▶ _Source data_:
============

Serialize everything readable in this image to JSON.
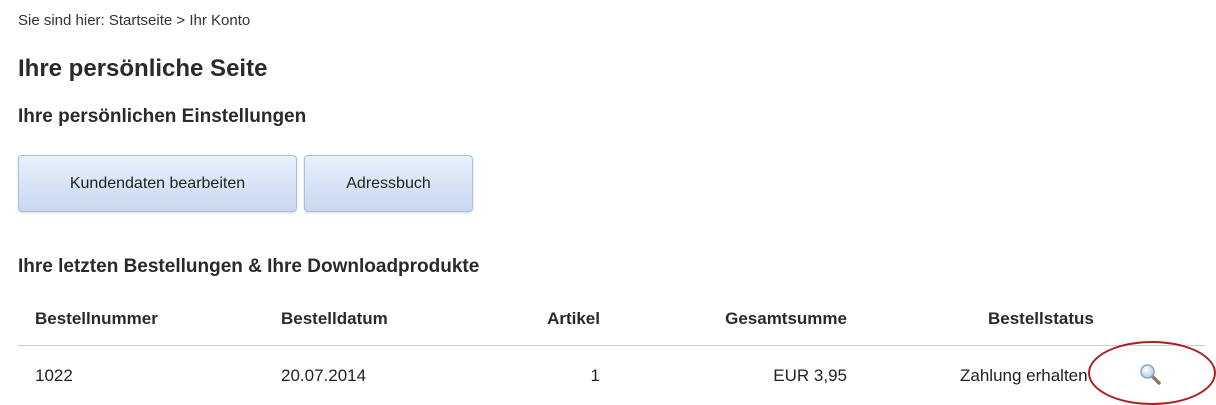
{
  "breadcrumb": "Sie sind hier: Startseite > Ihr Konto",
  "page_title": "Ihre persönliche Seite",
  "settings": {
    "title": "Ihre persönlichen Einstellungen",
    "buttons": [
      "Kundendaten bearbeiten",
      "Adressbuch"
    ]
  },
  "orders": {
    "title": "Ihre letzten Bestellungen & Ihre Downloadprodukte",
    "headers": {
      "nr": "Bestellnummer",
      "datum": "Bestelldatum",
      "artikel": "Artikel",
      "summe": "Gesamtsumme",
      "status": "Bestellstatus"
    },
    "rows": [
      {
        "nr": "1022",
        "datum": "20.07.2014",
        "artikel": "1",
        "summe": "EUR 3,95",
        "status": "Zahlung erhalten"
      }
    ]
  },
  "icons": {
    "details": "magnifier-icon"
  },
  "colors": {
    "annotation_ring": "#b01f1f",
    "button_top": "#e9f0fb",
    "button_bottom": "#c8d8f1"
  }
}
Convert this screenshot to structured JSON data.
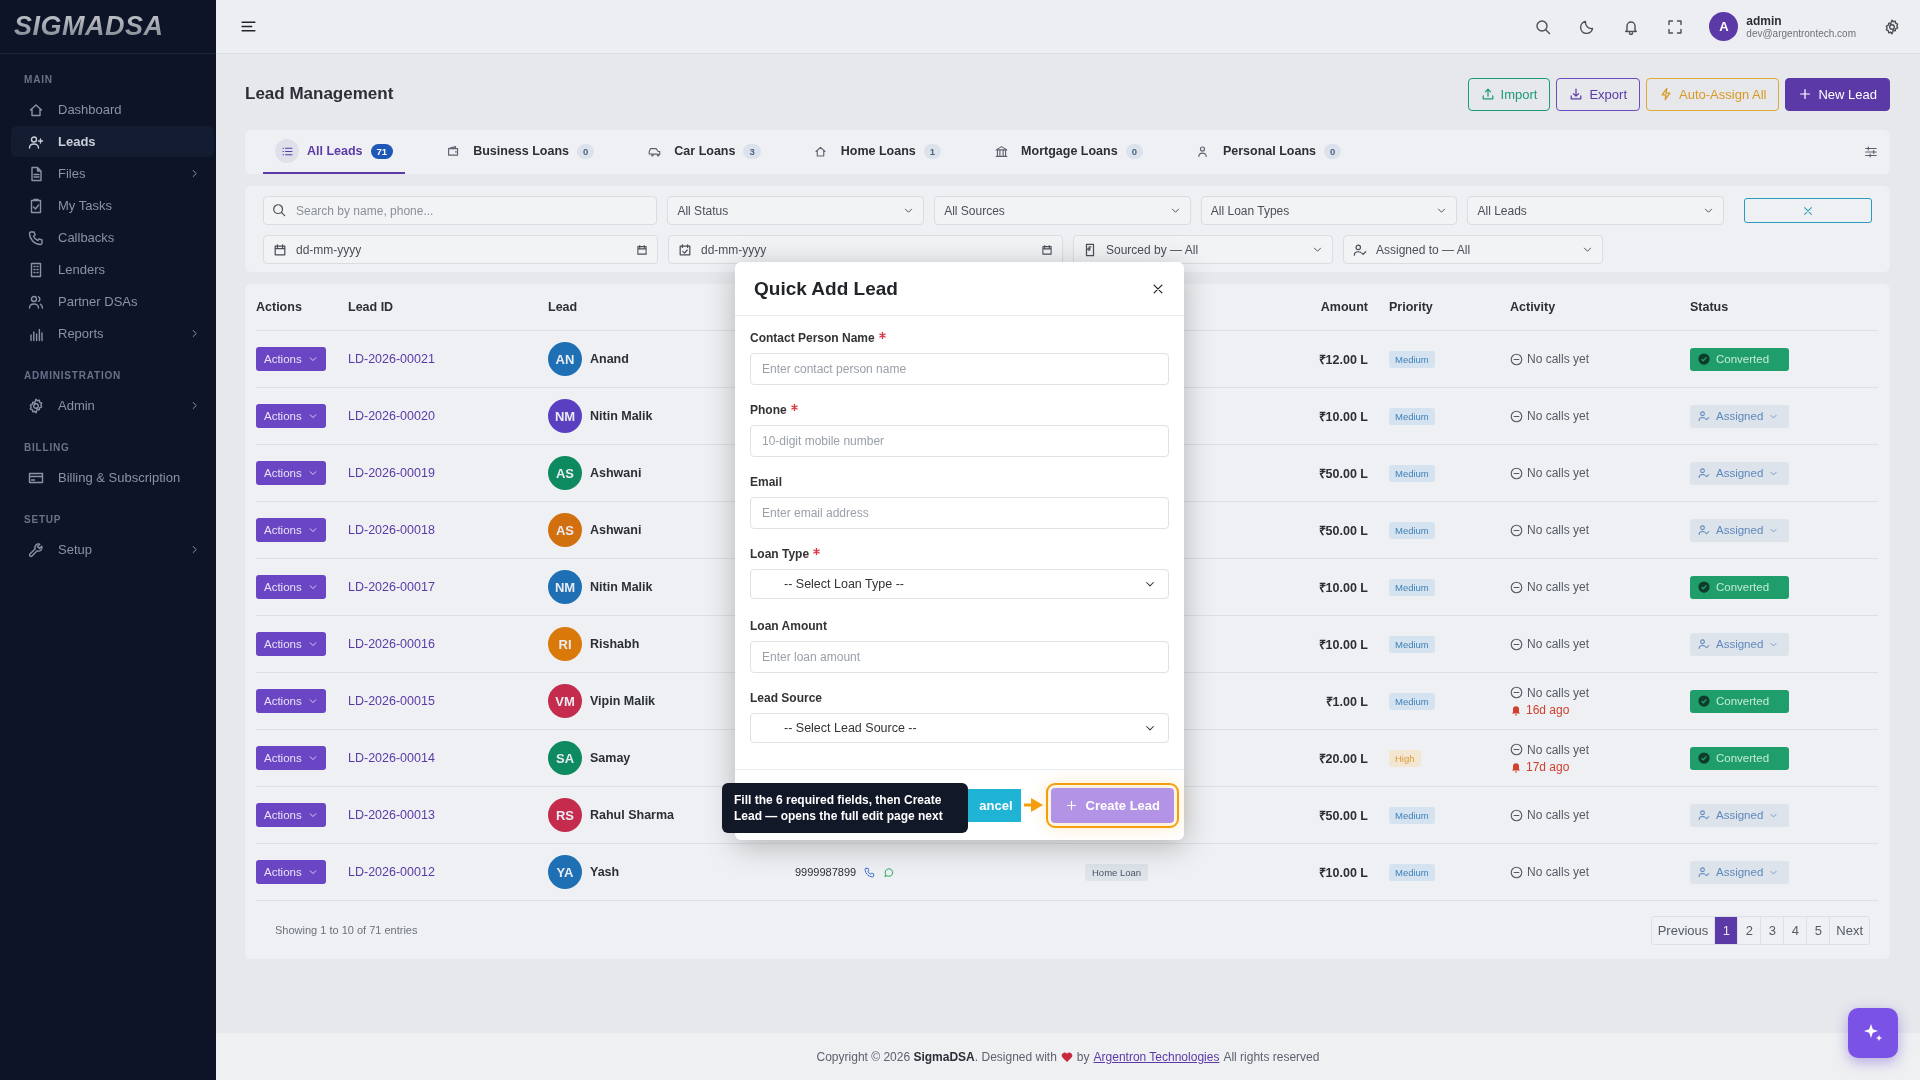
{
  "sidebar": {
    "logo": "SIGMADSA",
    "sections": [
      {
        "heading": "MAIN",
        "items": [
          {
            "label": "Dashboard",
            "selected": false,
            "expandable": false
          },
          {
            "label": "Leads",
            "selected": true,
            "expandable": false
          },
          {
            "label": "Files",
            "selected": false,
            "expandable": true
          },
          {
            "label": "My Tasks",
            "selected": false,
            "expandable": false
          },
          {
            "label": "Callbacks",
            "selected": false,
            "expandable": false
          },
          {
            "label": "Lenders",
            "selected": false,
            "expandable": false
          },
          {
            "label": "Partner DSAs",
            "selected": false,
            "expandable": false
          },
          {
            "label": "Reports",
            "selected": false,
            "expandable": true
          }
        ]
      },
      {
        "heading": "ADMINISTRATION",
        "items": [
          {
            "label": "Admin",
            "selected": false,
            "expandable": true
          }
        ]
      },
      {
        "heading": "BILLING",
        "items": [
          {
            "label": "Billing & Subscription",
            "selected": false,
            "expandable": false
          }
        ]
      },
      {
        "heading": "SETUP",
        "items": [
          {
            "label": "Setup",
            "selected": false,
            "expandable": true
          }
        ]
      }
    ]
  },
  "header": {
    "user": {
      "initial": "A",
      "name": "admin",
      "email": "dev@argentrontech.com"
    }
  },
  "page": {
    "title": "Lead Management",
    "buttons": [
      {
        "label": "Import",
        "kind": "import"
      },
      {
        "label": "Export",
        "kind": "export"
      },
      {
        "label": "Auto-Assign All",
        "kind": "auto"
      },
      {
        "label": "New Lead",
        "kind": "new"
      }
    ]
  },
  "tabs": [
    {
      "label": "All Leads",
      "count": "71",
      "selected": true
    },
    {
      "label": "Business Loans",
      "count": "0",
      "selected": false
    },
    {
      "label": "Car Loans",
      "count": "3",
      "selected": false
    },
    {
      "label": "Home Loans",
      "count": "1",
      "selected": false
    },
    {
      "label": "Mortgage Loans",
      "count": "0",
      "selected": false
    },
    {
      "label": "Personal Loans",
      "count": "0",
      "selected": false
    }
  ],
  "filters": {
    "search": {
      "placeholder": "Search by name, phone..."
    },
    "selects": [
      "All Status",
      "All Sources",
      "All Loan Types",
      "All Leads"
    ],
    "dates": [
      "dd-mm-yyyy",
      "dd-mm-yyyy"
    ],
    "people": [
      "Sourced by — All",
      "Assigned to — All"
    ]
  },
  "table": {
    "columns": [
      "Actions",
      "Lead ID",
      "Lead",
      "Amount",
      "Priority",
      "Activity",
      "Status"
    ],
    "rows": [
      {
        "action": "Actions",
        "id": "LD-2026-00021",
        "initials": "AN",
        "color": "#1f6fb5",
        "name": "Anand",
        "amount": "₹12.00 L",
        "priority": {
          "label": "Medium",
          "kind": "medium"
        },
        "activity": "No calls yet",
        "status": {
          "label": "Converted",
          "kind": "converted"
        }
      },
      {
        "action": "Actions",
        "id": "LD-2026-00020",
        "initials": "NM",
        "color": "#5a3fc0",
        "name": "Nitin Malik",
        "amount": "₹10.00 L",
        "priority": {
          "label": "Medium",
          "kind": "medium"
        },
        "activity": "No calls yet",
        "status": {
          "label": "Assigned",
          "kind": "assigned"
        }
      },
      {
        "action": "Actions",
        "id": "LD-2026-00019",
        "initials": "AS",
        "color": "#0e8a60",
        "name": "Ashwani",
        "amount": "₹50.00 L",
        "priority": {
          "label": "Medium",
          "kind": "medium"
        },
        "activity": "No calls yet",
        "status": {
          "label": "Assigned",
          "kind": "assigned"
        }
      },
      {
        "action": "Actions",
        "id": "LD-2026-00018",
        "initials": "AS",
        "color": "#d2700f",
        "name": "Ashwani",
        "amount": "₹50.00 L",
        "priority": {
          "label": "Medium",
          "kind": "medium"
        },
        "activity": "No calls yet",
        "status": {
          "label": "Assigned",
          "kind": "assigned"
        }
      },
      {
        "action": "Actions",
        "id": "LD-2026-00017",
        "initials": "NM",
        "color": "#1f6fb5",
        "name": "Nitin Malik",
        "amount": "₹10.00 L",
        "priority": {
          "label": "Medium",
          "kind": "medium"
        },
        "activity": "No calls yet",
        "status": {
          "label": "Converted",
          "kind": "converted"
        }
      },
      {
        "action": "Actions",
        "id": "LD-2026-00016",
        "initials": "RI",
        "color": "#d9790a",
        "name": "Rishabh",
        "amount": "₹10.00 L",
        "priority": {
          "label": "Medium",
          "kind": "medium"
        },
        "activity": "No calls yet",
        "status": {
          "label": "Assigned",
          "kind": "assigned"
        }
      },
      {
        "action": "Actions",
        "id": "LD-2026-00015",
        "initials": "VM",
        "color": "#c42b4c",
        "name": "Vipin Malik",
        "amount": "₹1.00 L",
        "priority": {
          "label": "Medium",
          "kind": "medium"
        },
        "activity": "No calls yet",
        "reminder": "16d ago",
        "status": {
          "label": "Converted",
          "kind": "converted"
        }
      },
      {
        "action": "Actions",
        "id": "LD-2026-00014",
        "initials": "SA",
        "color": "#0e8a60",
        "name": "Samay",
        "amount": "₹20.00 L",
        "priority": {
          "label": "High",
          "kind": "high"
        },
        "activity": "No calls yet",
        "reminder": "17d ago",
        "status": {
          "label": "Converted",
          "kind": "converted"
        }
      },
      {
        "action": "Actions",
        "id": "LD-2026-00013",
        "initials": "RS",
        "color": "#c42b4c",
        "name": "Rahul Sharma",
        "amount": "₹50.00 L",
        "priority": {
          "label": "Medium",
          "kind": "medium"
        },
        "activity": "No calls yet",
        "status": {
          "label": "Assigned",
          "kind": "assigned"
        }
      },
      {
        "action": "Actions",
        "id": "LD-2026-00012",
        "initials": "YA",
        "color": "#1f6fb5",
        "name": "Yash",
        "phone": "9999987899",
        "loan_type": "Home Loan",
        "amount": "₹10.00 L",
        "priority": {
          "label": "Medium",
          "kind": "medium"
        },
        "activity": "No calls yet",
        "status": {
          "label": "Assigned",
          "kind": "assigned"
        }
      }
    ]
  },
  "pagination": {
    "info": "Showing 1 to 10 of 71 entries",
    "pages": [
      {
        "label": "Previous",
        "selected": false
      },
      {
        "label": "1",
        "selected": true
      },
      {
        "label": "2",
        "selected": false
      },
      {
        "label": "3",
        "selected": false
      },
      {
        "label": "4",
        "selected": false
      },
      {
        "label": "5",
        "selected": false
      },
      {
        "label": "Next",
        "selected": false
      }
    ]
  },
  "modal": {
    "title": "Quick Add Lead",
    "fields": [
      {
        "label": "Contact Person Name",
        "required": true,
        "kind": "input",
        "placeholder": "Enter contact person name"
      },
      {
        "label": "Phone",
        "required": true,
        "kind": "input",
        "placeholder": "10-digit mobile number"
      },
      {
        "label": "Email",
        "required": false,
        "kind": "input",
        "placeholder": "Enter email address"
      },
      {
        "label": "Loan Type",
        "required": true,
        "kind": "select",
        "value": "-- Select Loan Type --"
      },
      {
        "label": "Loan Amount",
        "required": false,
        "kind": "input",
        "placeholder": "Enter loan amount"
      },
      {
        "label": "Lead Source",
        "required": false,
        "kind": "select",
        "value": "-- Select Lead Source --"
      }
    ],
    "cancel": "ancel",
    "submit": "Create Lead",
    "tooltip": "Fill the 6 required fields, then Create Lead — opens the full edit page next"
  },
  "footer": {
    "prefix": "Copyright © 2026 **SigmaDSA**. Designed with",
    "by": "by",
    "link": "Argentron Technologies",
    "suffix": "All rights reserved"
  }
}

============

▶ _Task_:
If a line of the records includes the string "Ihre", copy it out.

▶ _Answer box_:
  "page_title": "Ihre persönliche Seite",
    "title": "Ihre persönlichen Einstellungen",
    "title": "Ihre letzten Bestellungen & Ihre Downloadprodukte",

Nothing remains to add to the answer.